The Buy Recycled Business Alliance contends that most recycled products are equal in quality, appearance and performance to virgin products. In addition, recycled content products undergo stringent testing and exacting performance documentation, which take the guess work out of buying decisions. And, most are priced the same as virgin.
The choices are extensive, and the products are readily available. Items ranging from cars and appliances, to cereal boxes and bathroom tissue, or cabinets and tile flooring are available in recycled content, and most can be found right alongside virgin products. According to the Buy Recycled Business Alliance, the key to shopping wisely is to "Look, Ask and Persist." Here are some tips to help do this.
- Look on the product's packaging for information about recycled content. Although manufacturers are not required to label products which contain recycled content, many are doing so to make it easier for the consumer to make choices.
- Look for recycled content versus a product that is recyclable. Just because a product is labeled as recyclable does not mean that it is made from recycled materials. Recyclable products are good, but recycled content ones are even better.
- Look for the amount of recycled content in the product. There is no right or wrong amount, but the more, especially "post-consumer content," the better. So, compare the products you are considering to see which one has the most recycled content and select the one with the higher percentage.
- Don't hesitate to seek help when in doubt. The Buy Recycled Business Alliance at the National Recycling Coalition is one resource.
- Ask the seller, vendor or retailer to provide you with information about the manufacturer's program for a product that interests you. Usually a company with a successful recycling operation can provide details about its program.
- Ask for references from people who have used the product. This information should be available, especially for major purchases. Most people will be happy to share what they know. Then, ask how long they have used the product.
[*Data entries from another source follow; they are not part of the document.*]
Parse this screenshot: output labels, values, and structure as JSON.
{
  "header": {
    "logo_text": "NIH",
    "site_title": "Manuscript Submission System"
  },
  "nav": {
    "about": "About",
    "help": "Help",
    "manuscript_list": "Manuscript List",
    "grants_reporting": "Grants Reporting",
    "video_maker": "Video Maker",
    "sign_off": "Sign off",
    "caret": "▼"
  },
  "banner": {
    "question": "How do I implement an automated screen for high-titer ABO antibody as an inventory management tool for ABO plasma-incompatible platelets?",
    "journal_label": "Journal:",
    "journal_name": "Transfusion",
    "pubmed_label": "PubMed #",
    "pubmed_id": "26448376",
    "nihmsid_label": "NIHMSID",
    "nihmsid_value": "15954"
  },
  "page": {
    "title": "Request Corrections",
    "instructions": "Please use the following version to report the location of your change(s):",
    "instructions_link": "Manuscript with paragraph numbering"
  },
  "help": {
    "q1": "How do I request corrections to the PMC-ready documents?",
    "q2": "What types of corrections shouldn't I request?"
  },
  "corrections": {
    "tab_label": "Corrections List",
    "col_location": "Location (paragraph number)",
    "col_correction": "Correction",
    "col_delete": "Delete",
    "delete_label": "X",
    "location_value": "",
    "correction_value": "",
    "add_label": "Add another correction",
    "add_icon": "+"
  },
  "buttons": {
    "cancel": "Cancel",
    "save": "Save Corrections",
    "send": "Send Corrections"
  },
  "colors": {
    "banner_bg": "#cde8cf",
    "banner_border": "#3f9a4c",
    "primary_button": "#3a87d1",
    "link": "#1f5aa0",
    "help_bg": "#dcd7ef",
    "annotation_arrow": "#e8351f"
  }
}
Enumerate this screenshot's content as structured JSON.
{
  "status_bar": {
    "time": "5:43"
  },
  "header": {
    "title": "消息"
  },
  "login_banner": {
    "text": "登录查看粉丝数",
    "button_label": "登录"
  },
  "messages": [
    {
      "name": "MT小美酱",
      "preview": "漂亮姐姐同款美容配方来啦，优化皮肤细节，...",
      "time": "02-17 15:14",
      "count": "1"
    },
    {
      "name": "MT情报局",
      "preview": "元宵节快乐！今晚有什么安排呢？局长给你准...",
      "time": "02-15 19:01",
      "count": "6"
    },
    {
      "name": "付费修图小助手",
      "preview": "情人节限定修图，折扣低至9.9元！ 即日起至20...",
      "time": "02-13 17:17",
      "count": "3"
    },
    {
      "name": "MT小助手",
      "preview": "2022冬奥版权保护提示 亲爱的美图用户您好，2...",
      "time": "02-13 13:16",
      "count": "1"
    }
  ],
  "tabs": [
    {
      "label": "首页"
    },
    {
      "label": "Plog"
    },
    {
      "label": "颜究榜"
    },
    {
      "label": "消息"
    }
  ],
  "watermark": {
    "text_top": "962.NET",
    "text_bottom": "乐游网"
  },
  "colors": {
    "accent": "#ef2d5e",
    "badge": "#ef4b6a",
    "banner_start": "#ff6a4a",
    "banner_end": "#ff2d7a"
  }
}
Question how it is holding up. Ask if they are pleased with its performance. How was its price compared to what they used before?
- Ask about warranties, satisfaction guarantees and other proof-of- performance claims. Most manufacturers automatically back their products with these types of warranties.
- Be persistent. Request that your favorite retailer or supplier carry recycled content products. Seek a supplier who knows the facts about recycled content products and request samples. Don't accept "it's not available." Suppliers usually have extensive networks, and recycled content products are available in most categories.(ENN)
Have a sound grounding
Earth Day, which has its origins in the U.S., will be celebrated by thousands of Americans with great fanfare on April 22. Being a holiday for most of them, they will either go out on a picnic, visit a fair, or maybe even organise a rally to celebrate Earth Day, founded by Senator Gaylord Nelson. Most are well-meaning citizens. Asians and others (the middle-class and the elite), who have access to the Internet and who are environment-conscious, will find their own ways of celebrating this day. Otherwise, Earth Day will be just another day to strike off the calendar. Most people in Asia, especially from developing countries like India, Pakistan and Bangladesh, would remain largely unaware. They would be busy about their daily chores. A majority of these would care less, even if told it is Earth Day, because they have to work to earn their daily bread.
However, even in the U.S., while Earth Day does serve to promote environmental values, it also reveals the environmental movement's limitations, according to a political science professor at the University of Maine. "A number of environmental groups consider the holiday's very popularity to be its own undoing as corporate and business groups use Earth Day as an opportunity to define themselves as supportive of the environment," says Amy Fried. "The holiday has proved to be a mixed legacy reflecting the schisms permeating American environmentalism."
Fried, who is interested in how events such as Earth Day shape our politics, culture and values, surveyed staff members at 18 major environmental organisations. She asked them to describe their Earth Day activities, to discuss the political or educational nature of Earth Day, and to consider how Earth Day influences the way people view the environment. Her paper on the results of the survey is currently under review by the journal "Environmental Politics."
Most of the respondents agreed that Earth Day reinforces the importance of environmental education, which has become the most successful and enduring part of the 28-year-old holiday. Agreement, however, ended there, reflecting the philosophical differences among environmental groups. Some survey respondents suggested Earth Day has become a "feel good" media story, lacking "political clout." They criticised the emphasis on individual action -- recycling, driving fuel-efficient cars, using cloth grocery bags -- over collective, political action.
However, sharp differences centered on corporate sponsorship. Some groups criticised corporate funding as "greenwashing," while others viewed the practice as a legitimate means of raising funds for the environmental movement. A supporter of sponsorship wrote that if a corporation was moving to be green, it was fine. Many of today's corporate leaders participated in the first Earth Day in college; it turned them into environmentalists. If they try to coopt Earth Day, they'll just help spread environmental propaganda."
But an opponent of sponsorship countered, "Many times waste companies sponsor family events with entertainment, commercial enterprise books and exhibits to promote the idea that polluters are really protectors of the environment."
What we can do
- Use public transport whenever possible
- Separate garbage at source
- Use plastic bags to a minimum
- Increase your awareness about your environment
- Avoid using chemical pesticides
- Reduce, reuse, recycle
- Reduce your paper consumption
- Save water
Earth Day an everyday
World Environment Day